Over the years, I’ve noticed that a large majority of the people who I see for counseling have little to no friendships in their life. Indeed, many of the people who we see for counseling could be having some of those exact conversations with their friends, but unfortunately for a variety of reasons, they don’t have any.

Can you assign your counselees the task of “finding” a friend? I believe you can, and in many cases you should. Leaving your counselee with the task of “finding community” can be vague and lead to discouragement. Far too often, the intentionality of finding friends dies, not for lack of desire, but for lack of concrete steps to follow. Friendship lives and dies in the realm of “intentions.” You can have the best intentions aimed at finding and forming friendships, but if those intentions aren’t executed and realized in tangible action, you’ll find yourself exactly where you began.

Here are five practical ways we encourage counselees to find and form Christ-centered friendships.

1. Find someone who’s already in your current sphere of life.

In counseling we can complicate things more than necessary. I like to ask the counselee to find someone they already naturally run into. Who do they sit in church with? Are there overlapping activities in day-to-day life where friendships can be formed? Is there someone in their neighborhood, school, or work with whom they fellowship with?

2. Discover a common area of service in the church.

Finding a common area of service in the church offers a way to build up the body of Christ, but also builds a friendship. Could your counselee serve together on a Children’s Ministry team or host something in their home? Join together to make a meal for a new mom, someone who’s recently been bereaved, or better yet visit a shut-in member of the church.

3. Ask them to pray for you, and ask how you can pray for them.

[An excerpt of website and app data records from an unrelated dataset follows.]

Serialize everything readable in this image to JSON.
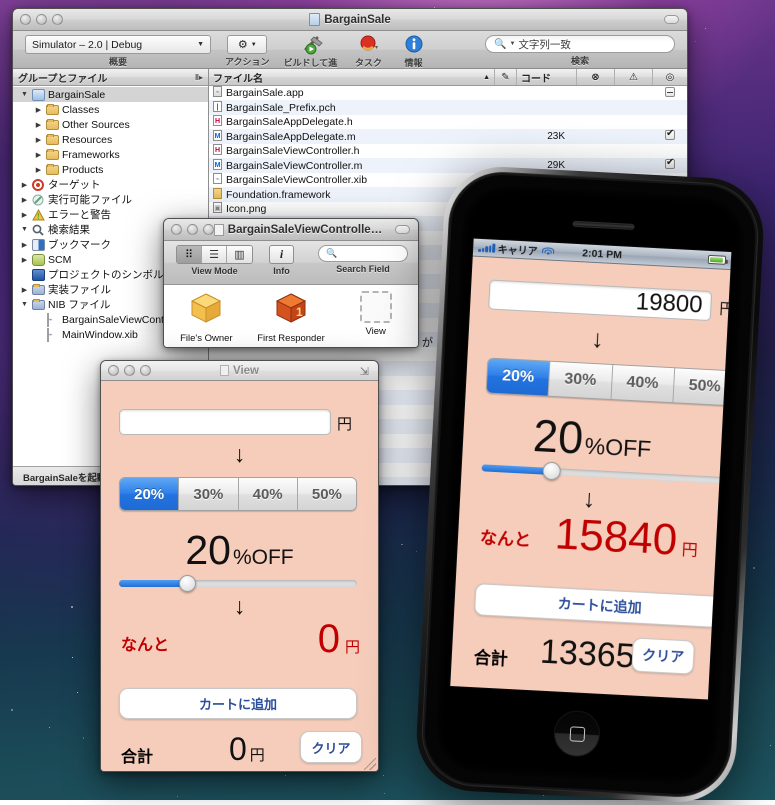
{
  "desktop": {
    "wallpaper_name": "aurora-space-wallpaper"
  },
  "xcode": {
    "title": "BargainSale",
    "toolbar": {
      "scheme_popup": {
        "value": "Simulator – 2.0 | Debug",
        "caption": "概要"
      },
      "action_button": {
        "caption": "アクション",
        "icon": "gear-icon"
      },
      "build_and_run": {
        "caption": "ビルドして進行",
        "icon": "hammer-run-icon"
      },
      "tasks": {
        "caption": "タスク",
        "icon": "stop-task-icon"
      },
      "info": {
        "caption": "情報",
        "icon": "info-icon"
      },
      "search": {
        "placeholder": "文字列一致",
        "caption": "検索",
        "icon": "search-icon"
      }
    },
    "sidebar": {
      "header": "グループとファイル",
      "items": [
        {
          "label": "BargainSale",
          "indent": 0,
          "twisty": "down",
          "icon": "project-icon",
          "selected": true
        },
        {
          "label": "Classes",
          "indent": 1,
          "twisty": "right",
          "icon": "folder-icon"
        },
        {
          "label": "Other Sources",
          "indent": 1,
          "twisty": "right",
          "icon": "folder-icon"
        },
        {
          "label": "Resources",
          "indent": 1,
          "twisty": "right",
          "icon": "folder-icon"
        },
        {
          "label": "Frameworks",
          "indent": 1,
          "twisty": "right",
          "icon": "folder-icon"
        },
        {
          "label": "Products",
          "indent": 1,
          "twisty": "right",
          "icon": "folder-icon"
        },
        {
          "label": "ターゲット",
          "indent": 0,
          "twisty": "right",
          "icon": "target-icon"
        },
        {
          "label": "実行可能ファイル",
          "indent": 0,
          "twisty": "right",
          "icon": "executable-icon"
        },
        {
          "label": "エラーと警告",
          "indent": 0,
          "twisty": "right",
          "icon": "warning-icon"
        },
        {
          "label": "検索結果",
          "indent": 0,
          "twisty": "down",
          "icon": "magnifier-icon"
        },
        {
          "label": "ブックマーク",
          "indent": 0,
          "twisty": "right",
          "icon": "bookmark-icon"
        },
        {
          "label": "SCM",
          "indent": 0,
          "twisty": "right",
          "icon": "scm-icon"
        },
        {
          "label": "プロジェクトのシンボル",
          "indent": 0,
          "twisty": "none",
          "icon": "symbol-icon"
        },
        {
          "label": "実装ファイル",
          "indent": 0,
          "twisty": "right",
          "icon": "smartgroup-icon"
        },
        {
          "label": "NIB ファイル",
          "indent": 0,
          "twisty": "down",
          "icon": "smartgroup-icon"
        },
        {
          "label": "BargainSaleViewContro",
          "indent": 1,
          "twisty": "none",
          "icon": "xib-icon"
        },
        {
          "label": "MainWindow.xib",
          "indent": 1,
          "twisty": "none",
          "icon": "xib-icon"
        }
      ],
      "status": "BargainSaleを起動"
    },
    "filelist": {
      "columns": [
        "ファイル名",
        "✎",
        "コード",
        "⊗",
        "⚠",
        "◎"
      ],
      "rows": [
        {
          "name": "BargainSale.app",
          "icon": "app-icon",
          "code": "",
          "target": "dash"
        },
        {
          "name": "BargainSale_Prefix.pch",
          "icon": "pch-icon",
          "code": "",
          "target": ""
        },
        {
          "name": "BargainSaleAppDelegate.h",
          "icon": "h-icon",
          "code": "",
          "target": ""
        },
        {
          "name": "BargainSaleAppDelegate.m",
          "icon": "m-icon",
          "code": "23K",
          "target": "check"
        },
        {
          "name": "BargainSaleViewController.h",
          "icon": "h-icon",
          "code": "",
          "target": ""
        },
        {
          "name": "BargainSaleViewController.m",
          "icon": "m-icon",
          "code": "29K",
          "target": "check"
        },
        {
          "name": "BargainSaleViewController.xib",
          "icon": "xib-icon",
          "code": "",
          "target": ""
        },
        {
          "name": "Foundation.framework",
          "icon": "fw-icon",
          "code": "",
          "target": ""
        },
        {
          "name": "Icon.png",
          "icon": "png-icon",
          "code": "",
          "target": ""
        }
      ]
    }
  },
  "ibwindow": {
    "title": "BargainSaleViewControlle…",
    "view_mode": {
      "caption": "View Mode",
      "icons": [
        "grid-icon",
        "list-icon",
        "column-icon"
      ],
      "active": 0
    },
    "info": {
      "caption": "Info",
      "icon": "info-italic-icon"
    },
    "search": {
      "caption": "Search Field",
      "placeholder": "",
      "icon": "search-icon"
    },
    "objects": [
      {
        "label": "File's Owner",
        "icon": "cube-yellow-icon"
      },
      {
        "label": "First Responder",
        "icon": "cube-red-icon"
      },
      {
        "label": "View",
        "icon": "view-placeholder-icon"
      }
    ]
  },
  "viewwindow": {
    "title": "View",
    "app": {
      "price_input": {
        "value": "",
        "placeholder": ""
      },
      "yen_unit": "円",
      "arrow": "↓",
      "segments": [
        "20%",
        "30%",
        "40%",
        "50%"
      ],
      "selected_segment": 0,
      "discount_number": "20",
      "discount_suffix": "%OFF",
      "slider_percent": 20,
      "result_label": "なんと",
      "result_value": "0",
      "result_unit": "円",
      "cart_button": "カートに追加",
      "total_label": "合計",
      "total_value": "0",
      "total_unit": "円",
      "clear_button": "クリア"
    }
  },
  "iphone": {
    "statusbar": {
      "carrier": "キャリア",
      "time": "2:01 PM",
      "signal_bars": 5,
      "wifi": true,
      "battery_full": true
    },
    "app": {
      "price_input": {
        "value": "19800"
      },
      "yen_unit": "円",
      "arrow": "↓",
      "segments": [
        "20%",
        "30%",
        "40%",
        "50%"
      ],
      "selected_segment": 0,
      "discount_number": "20",
      "discount_suffix": "%OFF",
      "slider_percent": 20,
      "result_label": "なんと",
      "result_value": "15840",
      "result_unit": "円",
      "cart_button": "カートに追加",
      "total_label": "合計",
      "total_value": "13365",
      "total_unit": "円",
      "clear_button": "クリア"
    }
  },
  "colors": {
    "app_background": "#f6cdbb",
    "accent_blue": "#2e7fe8",
    "result_red": "#c00000",
    "button_text_blue": "#2b4d9b"
  }
}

In counseling we are not only asking questions and building rapport with our counselees, we are actually seeking to model a way of conversation and relationship. I find people can get scared at having “deep” conversations, and often allow this to keep them from having any conversation. Here’s an important question, but one that allows for a variety of answers which will grow in depth and vulnerability as the friendship matures and grows.

4. Invite them into an ordinary aspect of your life.

We are constantly seeking to break down the divide between sacred and secular when it comes to life. Like the Puritans, we believe all of life is lived coram Deo, and thus able to be redeemed and done for His glory (1 Corinthians 10:31). The common and mundane tasks of life are ripe for opportunity to glorify God and build life together in community. Ask your counselee to invite their friend to do something ordinary: share a meal together, run an errand, take a walk in the park, sit in church together, exercise and hit up the gym, or take in a local sporting event.

5. Select something from your counseling, and share it with them.

Maybe this is the scariest aspect of the suggestions above, but it’s also the one which can begin moving a friendship from the shallow waters of getting to know each other to the deeper currents of understanding the heart of each other (cf. Proverbs 20:5). Encourage your counselee to open up and share something God is teaching them and growing them through. What is something good, hard, or bad that would be helpful and meaningful to share.

Surely one of the goals in counseling is to help our counselees transition back into the body of the church, not as a perfected individual, but a person committed to the ongoing, progressive work of gospel-centered change. Keeping your counselee dependent on the counseling relationship can often work against you in the long run, so make it a priority early on to help your counselee form and develop Christ-centered friendships and watch the Spirit grow and change them!

Join the Conversation

As a counselor, do you typically include in your “treatment plan” helping counselees to find spiritual friendships?

What additional suggestions would you give regarding practical ways to help counselees to find friendships?